=== TASK OBJECTIVE ===
Please retype all the records below exactly as they read.

Data about app and page elements
BEGIN

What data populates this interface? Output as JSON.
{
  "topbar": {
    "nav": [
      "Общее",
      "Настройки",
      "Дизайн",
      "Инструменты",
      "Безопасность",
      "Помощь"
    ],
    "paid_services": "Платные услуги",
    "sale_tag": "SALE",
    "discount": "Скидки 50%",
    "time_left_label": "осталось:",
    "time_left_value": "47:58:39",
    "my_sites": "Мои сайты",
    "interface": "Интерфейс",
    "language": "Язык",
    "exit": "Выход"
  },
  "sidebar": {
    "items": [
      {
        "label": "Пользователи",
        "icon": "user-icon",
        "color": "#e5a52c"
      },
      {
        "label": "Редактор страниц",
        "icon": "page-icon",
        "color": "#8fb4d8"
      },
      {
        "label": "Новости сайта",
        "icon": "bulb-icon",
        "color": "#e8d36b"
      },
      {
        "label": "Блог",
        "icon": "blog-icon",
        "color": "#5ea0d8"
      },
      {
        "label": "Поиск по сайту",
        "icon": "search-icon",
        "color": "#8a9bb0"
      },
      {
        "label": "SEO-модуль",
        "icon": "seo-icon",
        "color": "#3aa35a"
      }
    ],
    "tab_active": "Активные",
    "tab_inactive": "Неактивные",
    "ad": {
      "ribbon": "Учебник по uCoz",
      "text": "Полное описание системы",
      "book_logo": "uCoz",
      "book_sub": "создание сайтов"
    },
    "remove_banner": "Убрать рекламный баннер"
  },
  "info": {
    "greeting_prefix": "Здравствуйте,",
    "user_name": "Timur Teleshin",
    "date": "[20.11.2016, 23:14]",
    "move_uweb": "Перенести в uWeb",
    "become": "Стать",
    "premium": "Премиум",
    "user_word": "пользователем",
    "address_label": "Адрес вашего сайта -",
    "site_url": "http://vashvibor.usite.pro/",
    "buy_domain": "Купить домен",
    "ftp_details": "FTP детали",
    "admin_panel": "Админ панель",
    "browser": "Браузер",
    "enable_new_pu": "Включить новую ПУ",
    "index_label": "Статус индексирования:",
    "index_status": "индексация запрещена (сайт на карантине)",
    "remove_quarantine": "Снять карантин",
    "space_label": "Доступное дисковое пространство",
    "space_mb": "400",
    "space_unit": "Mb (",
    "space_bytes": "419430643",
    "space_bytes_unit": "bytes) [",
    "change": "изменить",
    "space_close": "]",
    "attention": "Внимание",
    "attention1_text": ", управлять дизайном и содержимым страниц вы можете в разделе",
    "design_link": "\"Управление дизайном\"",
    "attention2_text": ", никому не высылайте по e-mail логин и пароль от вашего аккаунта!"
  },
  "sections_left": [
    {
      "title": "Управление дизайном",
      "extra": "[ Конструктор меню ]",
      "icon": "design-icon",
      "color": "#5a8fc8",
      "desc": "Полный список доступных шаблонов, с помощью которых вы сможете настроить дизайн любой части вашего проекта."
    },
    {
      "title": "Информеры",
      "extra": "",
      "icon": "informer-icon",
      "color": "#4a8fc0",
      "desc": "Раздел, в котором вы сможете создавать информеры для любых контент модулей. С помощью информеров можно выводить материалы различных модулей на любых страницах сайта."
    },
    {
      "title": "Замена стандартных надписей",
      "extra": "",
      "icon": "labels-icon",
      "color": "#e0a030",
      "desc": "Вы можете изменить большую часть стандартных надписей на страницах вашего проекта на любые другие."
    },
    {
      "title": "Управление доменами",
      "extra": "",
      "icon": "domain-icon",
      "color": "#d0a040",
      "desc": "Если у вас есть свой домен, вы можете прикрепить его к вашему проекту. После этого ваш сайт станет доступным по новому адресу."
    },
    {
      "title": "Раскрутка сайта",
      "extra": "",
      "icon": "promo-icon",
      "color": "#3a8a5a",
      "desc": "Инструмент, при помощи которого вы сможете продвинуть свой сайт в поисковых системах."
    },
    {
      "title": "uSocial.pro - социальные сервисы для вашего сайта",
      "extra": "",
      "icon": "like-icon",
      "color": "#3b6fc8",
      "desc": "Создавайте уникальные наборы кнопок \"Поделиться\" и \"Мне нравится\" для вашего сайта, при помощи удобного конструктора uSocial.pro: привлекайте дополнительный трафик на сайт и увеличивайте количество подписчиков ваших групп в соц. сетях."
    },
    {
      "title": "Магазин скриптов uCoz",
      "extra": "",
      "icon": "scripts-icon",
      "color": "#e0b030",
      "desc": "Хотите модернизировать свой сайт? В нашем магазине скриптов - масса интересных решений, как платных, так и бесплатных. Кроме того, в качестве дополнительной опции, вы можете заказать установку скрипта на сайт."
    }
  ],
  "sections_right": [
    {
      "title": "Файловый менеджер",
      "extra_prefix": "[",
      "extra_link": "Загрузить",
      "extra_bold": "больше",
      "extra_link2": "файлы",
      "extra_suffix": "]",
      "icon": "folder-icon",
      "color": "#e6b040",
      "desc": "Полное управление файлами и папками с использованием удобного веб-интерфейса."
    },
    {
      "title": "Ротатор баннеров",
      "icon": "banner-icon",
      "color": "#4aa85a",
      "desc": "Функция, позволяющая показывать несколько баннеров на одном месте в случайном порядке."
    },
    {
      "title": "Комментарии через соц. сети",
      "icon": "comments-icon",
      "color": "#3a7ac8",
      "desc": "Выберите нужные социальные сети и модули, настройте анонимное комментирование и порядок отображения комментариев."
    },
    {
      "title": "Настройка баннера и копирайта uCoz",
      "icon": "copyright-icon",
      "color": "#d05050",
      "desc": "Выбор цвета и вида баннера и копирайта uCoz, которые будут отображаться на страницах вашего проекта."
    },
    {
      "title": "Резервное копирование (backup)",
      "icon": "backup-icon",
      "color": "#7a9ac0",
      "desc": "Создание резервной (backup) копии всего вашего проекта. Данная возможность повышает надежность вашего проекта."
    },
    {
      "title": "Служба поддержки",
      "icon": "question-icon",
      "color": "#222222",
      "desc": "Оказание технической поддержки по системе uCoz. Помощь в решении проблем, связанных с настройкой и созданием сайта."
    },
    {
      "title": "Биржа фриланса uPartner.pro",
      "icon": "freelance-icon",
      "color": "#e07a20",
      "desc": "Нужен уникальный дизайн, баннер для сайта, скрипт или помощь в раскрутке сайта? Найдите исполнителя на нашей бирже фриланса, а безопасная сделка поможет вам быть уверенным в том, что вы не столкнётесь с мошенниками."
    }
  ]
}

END

=== ANSWER SPACE ===
What data populates this interface? Output as JSON.
{
  "topbar": {
    "nav": [
      "Общее",
      "Настройки",
      "Дизайн",
      "Инструменты",
      "Безопасность",
      "Помощь"
    ],
    "paid_services": "Платные услуги",
    "sale_tag": "SALE",
    "discount": "Скидки 50%",
    "time_left_label": "осталось:",
    "time_left_value": "47:58:39",
    "my_sites": "Мои сайты",
    "interface": "Интерфейс",
    "language": "Язык",
    "exit": "Выход"
  },
  "sidebar": {
    "items": [
      {
        "label": "Пользователи",
        "icon": "user-icon",
        "color": "#e5a52c"
      },
      {
        "label": "Редактор страниц",
        "icon": "page-icon",
        "color": "#8fb4d8"
      },
      {
        "label": "Новости сайта",
        "icon": "bulb-icon",
        "color": "#e8d36b"
      },
      {
        "label": "Блог",
        "icon": "blog-icon",
        "color": "#5ea0d8"
      },
      {
        "label": "Поиск по сайту",
        "icon": "search-icon",
        "color": "#8a9bb0"
      },
      {
        "label": "SEO-модуль",
        "icon": "seo-icon",
        "color": "#3aa35a"
      }
    ],
    "tab_active": "Активные",
    "tab_inactive": "Неактивные",
    "ad": {
      "ribbon": "Учебник по uCoz",
      "text": "Полное описание системы",
      "book_logo": "uCoz",
      "book_sub": "создание сайтов"
    },
    "remove_banner": "Убрать рекламный баннер"
  },
  "info": {
    "greeting_prefix": "Здравствуйте,",
    "user_name": "Timur Teleshin",
    "date": "[20.11.2016, 23:14]",
    "move_uweb": "Перенести в uWeb",
    "become": "Стать",
    "premium": "Премиум",
    "user_word": "пользователем",
    "address_label": "Адрес вашего сайта -",
    "site_url": "http://vashvibor.usite.pro/",
    "buy_domain": "Купить домен",
    "ftp_details": "FTP детали",
    "admin_panel": "Админ панель",
    "browser": "Браузер",
    "enable_new_pu": "Включить новую ПУ",
    "index_label": "Статус индексирования:",
    "index_status": "индексация запрещена (сайт на карантине)",
    "remove_quarantine": "Снять карантин",
    "space_label": "Доступное дисковое пространство",
    "space_mb": "400",
    "space_unit": "Mb (",
    "space_bytes": "419430643",
    "space_bytes_unit": "bytes) [",
    "change": "изменить",
    "space_close": "]",
    "attention": "Внимание",
    "attention1_text": ", управлять дизайном и содержимым страниц вы можете в разделе",
    "design_link": "\"Управление дизайном\"",
    "attention2_text": ", никому не высылайте по e-mail логин и пароль от вашего аккаунта!"
  },
  "sections_left": [
    {
      "title": "Управление дизайном",
      "extra": "[ Конструктор меню ]",
      "icon": "design-icon",
      "color": "#5a8fc8",
      "desc": "Полный список доступных шаблонов, с помощью которых вы сможете настроить дизайн любой части вашего проекта."
    },
    {
      "title": "Информеры",
      "extra": "",
      "icon": "informer-icon",
      "color": "#4a8fc0",
      "desc": "Раздел, в котором вы сможете создавать информеры для любых контент модулей. С помощью информеров можно выводить материалы различных модулей на любых страницах сайта."
    },
    {
      "title": "Замена стандартных надписей",
      "extra": "",
      "icon": "labels-icon",
      "color": "#e0a030",
      "desc": "Вы можете изменить большую часть стандартных надписей на страницах вашего проекта на любые другие."
    },
    {
      "title": "Управление доменами",
      "extra": "",
      "icon": "domain-icon",
      "color": "#d0a040",
      "desc": "Если у вас есть свой домен, вы можете прикрепить его к вашему проекту. После этого ваш сайт станет доступным по новому адресу."
    },
    {
      "title": "Раскрутка сайта",
      "extra": "",
      "icon": "promo-icon",
      "color": "#3a8a5a",
      "desc": "Инструмент, при помощи которого вы сможете продвинуть свой сайт в поисковых системах."
    },
    {
      "title": "uSocial.pro - социальные сервисы для вашего сайта",
      "extra": "",
      "icon": "like-icon",
      "color": "#3b6fc8",
      "desc": "Создавайте уникальные наборы кнопок \"Поделиться\" и \"Мне нравится\" для вашего сайта, при помощи удобного конструктора uSocial.pro: привлекайте дополнительный трафик на сайт и увеличивайте количество подписчиков ваших групп в соц. сетях."
    },
    {
      "title": "Магазин скриптов uCoz",
      "extra": "",
      "icon": "scripts-icon",
      "color": "#e0b030",
      "desc": "Хотите модернизировать свой сайт? В нашем магазине скриптов - масса интересных решений, как платных, так и бесплатных. Кроме того, в качестве дополнительной опции, вы можете заказать установку скрипта на сайт."
    }
  ],
  "sections_right": [
    {
      "title": "Файловый менеджер",
      "extra_prefix": "[",
      "extra_link": "Загрузить",
      "extra_bold": "больше",
      "extra_link2": "файлы",
      "extra_suffix": "]",
      "icon": "folder-icon",
      "color": "#e6b040",
      "desc": "Полное управление файлами и папками с использованием удобного веб-интерфейса."
    },
    {
      "title": "Ротатор баннеров",
      "icon": "banner-icon",
      "color": "#4aa85a",
      "desc": "Функция, позволяющая показывать несколько баннеров на одном месте в случайном порядке."
    },
    {
      "title": "Комментарии через соц. сети",
      "icon": "comments-icon",
      "color": "#3a7ac8",
      "desc": "Выберите нужные социальные сети и модули, настройте анонимное комментирование и порядок отображения комментариев."
    },
    {
      "title": "Настройка баннера и копирайта uCoz",
      "icon": "copyright-icon",
      "color": "#d05050",
      "desc": "Выбор цвета и вида баннера и копирайта uCoz, которые будут отображаться на страницах вашего проекта."
    },
    {
      "title": "Резервное копирование (backup)",
      "icon": "backup-icon",
      "color": "#7a9ac0",
      "desc": "Создание резервной (backup) копии всего вашего проекта. Данная возможность повышает надежность вашего проекта."
    },
    {
      "title": "Служба поддержки",
      "icon": "question-icon",
      "color": "#222222",
      "desc": "Оказание технической поддержки по системе uCoz. Помощь в решении проблем, связанных с настройкой и созданием сайта."
    },
    {
      "title": "Биржа фриланса uPartner.pro",
      "icon": "freelance-icon",
      "color": "#e07a20",
      "desc": "Нужен уникальный дизайн, баннер для сайта, скрипт или помощь в раскрутке сайта? Найдите исполнителя на нашей бирже фриланса, а безопасная сделка поможет вам быть уверенным в том, что вы не столкнётесь с мошенниками."
    }
  ]
}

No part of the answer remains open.